“There are other ways of working with the pension funds to do something really big on infrastructure and at the same time create a more competitive economy,” Mr. Brison said.

“If you look at the CPP [investment board], Omers, Teachers, AIMCO – pension funds in Canada are building infrastructure around the world. Is there the potential to engage them, and to engage global pension funds, in helping us to rebuild our infrastructure in Canada? I believe there is that potential.”

Chris Wattie / Reuters
Chris Wattie / ReutersLiberal MP Scott Brison.
He referred specifically to the Quebec agreement, under which the Caisse, Canada’s second-biggest pension fund manager after the CPP, agreed to take on ownership of selected government infrastructure projects, which it will plan, finance, execute and operate. In effect the province is privatizing projects before they’re built, but always with the same owner.

As Mr. Brison noted, pension funds often invest in infrastructure such as toll roads, airports or other revenue-generating projects. They are seen as less risky and more predictable than financial markets. As the National Post editorialized recently, there is no problem with this as long as the fund has the ability to operate wholly independent of the government, and is able to make decisions based solely on their potential to generate a maximum return for the pensioners it serves. But there’s real reason to doubt this would be the case in the Liberal scheme.

Pension plans exist for the benefit of the pensioners, not for governments in search of cheap and easy capital pools.
The Caisse has long had a close and co-operative relationship with the government, unique among Canadian provinces. Other provinces should be wary of adopting a similar practice. Ontarians already have reason to be concerned at Ms. Wynne’s plan to introduce a new Ontario-only retirement plan, which her government says could be used to provide capital for “Ontario-based projects.”
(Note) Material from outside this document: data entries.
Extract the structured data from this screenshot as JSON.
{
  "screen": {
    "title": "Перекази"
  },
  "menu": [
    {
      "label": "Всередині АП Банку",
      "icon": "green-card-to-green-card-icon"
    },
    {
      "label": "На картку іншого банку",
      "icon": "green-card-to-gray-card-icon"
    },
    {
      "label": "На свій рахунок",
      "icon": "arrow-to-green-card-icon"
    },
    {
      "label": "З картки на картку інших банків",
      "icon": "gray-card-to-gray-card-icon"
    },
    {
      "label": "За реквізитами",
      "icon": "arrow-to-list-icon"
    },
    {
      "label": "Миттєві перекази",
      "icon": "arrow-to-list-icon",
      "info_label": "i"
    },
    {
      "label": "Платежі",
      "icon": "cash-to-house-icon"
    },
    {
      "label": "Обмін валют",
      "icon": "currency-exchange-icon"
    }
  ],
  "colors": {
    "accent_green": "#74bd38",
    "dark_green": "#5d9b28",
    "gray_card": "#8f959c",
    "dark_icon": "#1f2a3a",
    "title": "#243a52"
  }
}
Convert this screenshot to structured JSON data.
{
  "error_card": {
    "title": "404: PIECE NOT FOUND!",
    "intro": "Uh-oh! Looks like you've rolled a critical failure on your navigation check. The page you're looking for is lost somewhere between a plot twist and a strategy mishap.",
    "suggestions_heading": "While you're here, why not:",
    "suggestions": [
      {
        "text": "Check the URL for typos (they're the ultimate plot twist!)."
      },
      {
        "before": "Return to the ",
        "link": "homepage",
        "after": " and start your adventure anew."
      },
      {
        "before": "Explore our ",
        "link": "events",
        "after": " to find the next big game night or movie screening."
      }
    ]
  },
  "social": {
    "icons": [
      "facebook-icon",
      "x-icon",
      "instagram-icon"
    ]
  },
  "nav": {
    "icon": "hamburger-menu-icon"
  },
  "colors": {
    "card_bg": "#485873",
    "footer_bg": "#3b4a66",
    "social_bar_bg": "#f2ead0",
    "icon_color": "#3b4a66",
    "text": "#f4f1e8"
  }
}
Pension plans, it needs to be repeated, exist for the benefit of the pensioners, not for governments in search of cheap and easy capital pools. While Mr. Trudeau will no doubt insist his Liberals would maintain a strict hands-off approach to the CPP, allowing it to make investment decisions free from government influence, recall that previous Liberal governments also pledged to abolish the GST, enforce the Kyoto protocol and create a national daycare system. None of which came to pass. Governments routinely break promises made while out of power, particularly where finances are concerned. There is no reason to believe Mr. Trudeau’s Liberals would be any different.

Opponents long claimed Prime Minister Stephen Harper harboured a “hidden agenda.” Now we know the Liberals are the ones with the covert plan: to use Canadians’ pensions as a handy means to finance election promises. Canadians considering a vote for Mr. Trudeau may want to consider whether they’re willing to bet their retirement income on him.

Billythreefeathers
01-23-2015, 04:12 PM
Please let this be part of the liberals election platform, to fund everything they can think of,

Edward Teach
01-23-2015, 04:55 PM
Ummm...for him to have a hidden agenda, that would mean he would actually have to have...an agenda.

conger
01-26-2015, 09:12 AM
I don't think it's exactly a "hidden" agenda. This kind of financial management is typical liberal.
Chretien had already gone after the CPP when he was PM and pissed away a big chunk of the fund in bad investments.
Liberals will do what they have always done. Spend our money on a bunch of feel good stuff to buy votes, build a bigger government with lots more bureaucrats and sink us deep into debt. History repeats.

Swampdonkey
01-26-2015, 10:27 AM
Canada needs Ross Perot.

Foxer
01-26-2015, 10:36 AM
I don't think a lot of people will be comfortable with this. And i'm seriously doubting that it will be seen as 'great economic stratagey'. Worse off, it's complex. It's difficult to explain complex financing and such to an electorate during a 6 week election. It's very easy for people to say "there's too much I don't know - i'm not comfortable with this at all".